Export to Word (
Principal Investigator: Cardenas, Andres
Institute Receiving Award Stanford University
Location Palo Alto, CA
Grant Number R01ES031259
Funding Organization National Institute of Environmental Health Sciences
Award Funding Period 01 Nov 2022 to 28 Feb 2025
DESCRIPTION (provided by applicant): PROJECT SUMMARY Prenatal and postnatal childhood exposure to metals, essential and non-essential, is ubiquitous via dietary and environmental sources. Heavy metals, including lead and methylmercury, are well characterized as potent neurotoxicants, associated with lower cognition and poor learning abilities. Yet, our understanding of the neurotoxicity and joint impact of many other common prenatal and postnatal metal exposures remains extremely limited. Even less is known about the combined impact of exposure to multiple metals during fetal development or postnatal exposure during early childhood, or the influence of other environmental mixtures such as nutrients, which may have shared sources, on the neurodevelopmental effects of metals. To address this significant gap, our long-term goal is to quantify the neurocognitive impact of ubiquitous prenatal and postnatal environmental mixtures and identify cord blood DNA methylation biomarkers that can reconstruct prenatal environmental exposures and predict future neurocognitive development in children. We will test if objective measures of key prenatal maternal nutrients, such as folate, vitamin B12 and essential metals attenuate or mitigate the neurotoxicity of metal mixtures. To accomplish this goal, we will leverage resources from an established U.S. pre-birth cohort, Project Viva. In this cohort, we have measured concentrations for 14 prenatal maternal metals in the first trimester of pregnancy and blood samples collected in early-childhood (~3 years) ready for metal testing as well as ready to use genome-wide cord blood DNA methylation screens. Children have been followed prospectively and undergone detail testing for neurodevelopment in early (~3 years of age) and mid-childhood (~7 years). We hypothesize that prenatal maternal 1st trimester and postnatal early childhood neurotoxic metal mixtures are associated with poor neurodevelopment in early and mid-childhood (Aim 1), and that prenatal first trimester maternal plasma folate, vitamin B12 and blood concentration of essential metals protect against prenatal metal mixture neurotoxicity (Aim 2). We also hypothesize that DNA methylation marks measured in umbilical cord blood at birth can reconstruct prenatal exposure to metals (Aim 3.a) and that cord blood DNAm marks predict future neurocognitive development in early and mid-childhood (Aim 3.b). By testing longitudinal associations in a large cohort of children with detail cognitive assessments as well as objective biomarkers of metals and nutrients, we will overcome limitations currently faced by existing studies testing few exposures simultaneously. We will use novel statistical methodology to model prenatal and postnatal environmental mixtures and machine learning algorithms to build epigenetic predictors of exposure and neurodevelopment. This research will provide a comprehensive quantification of the cognitive burden of prenatal and postnatal mixtures, the development of biomarkers of exposure and neurodevelopment and the identification of potential prenatal nutritional intervention strategies.

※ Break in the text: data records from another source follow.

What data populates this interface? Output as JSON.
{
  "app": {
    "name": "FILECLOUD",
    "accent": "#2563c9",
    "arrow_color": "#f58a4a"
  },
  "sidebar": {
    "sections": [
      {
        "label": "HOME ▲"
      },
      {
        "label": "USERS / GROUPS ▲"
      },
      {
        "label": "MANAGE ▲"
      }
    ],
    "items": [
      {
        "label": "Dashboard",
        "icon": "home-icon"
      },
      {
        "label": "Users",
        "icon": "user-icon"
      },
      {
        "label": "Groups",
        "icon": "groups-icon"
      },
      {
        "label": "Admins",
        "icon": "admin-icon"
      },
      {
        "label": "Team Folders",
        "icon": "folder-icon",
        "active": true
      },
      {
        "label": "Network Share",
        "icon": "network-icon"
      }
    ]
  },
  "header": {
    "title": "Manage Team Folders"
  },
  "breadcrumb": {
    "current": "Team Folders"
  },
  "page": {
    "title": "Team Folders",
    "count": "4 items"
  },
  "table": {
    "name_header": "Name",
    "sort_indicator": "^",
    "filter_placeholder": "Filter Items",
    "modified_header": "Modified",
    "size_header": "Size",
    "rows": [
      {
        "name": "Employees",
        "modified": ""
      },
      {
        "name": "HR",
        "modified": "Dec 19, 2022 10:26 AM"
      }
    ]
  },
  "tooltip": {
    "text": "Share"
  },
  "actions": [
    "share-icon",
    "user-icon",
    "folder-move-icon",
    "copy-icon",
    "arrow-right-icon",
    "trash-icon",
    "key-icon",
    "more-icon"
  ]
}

Science Code(s)/Area of Science(s) Primary: 61 - Neurodevelopmental
Secondary: 03 - Carcinogenesis/Cell Transformation
Publications See publications associated with this Grant.
Program Officer Kimberly Gray
to Top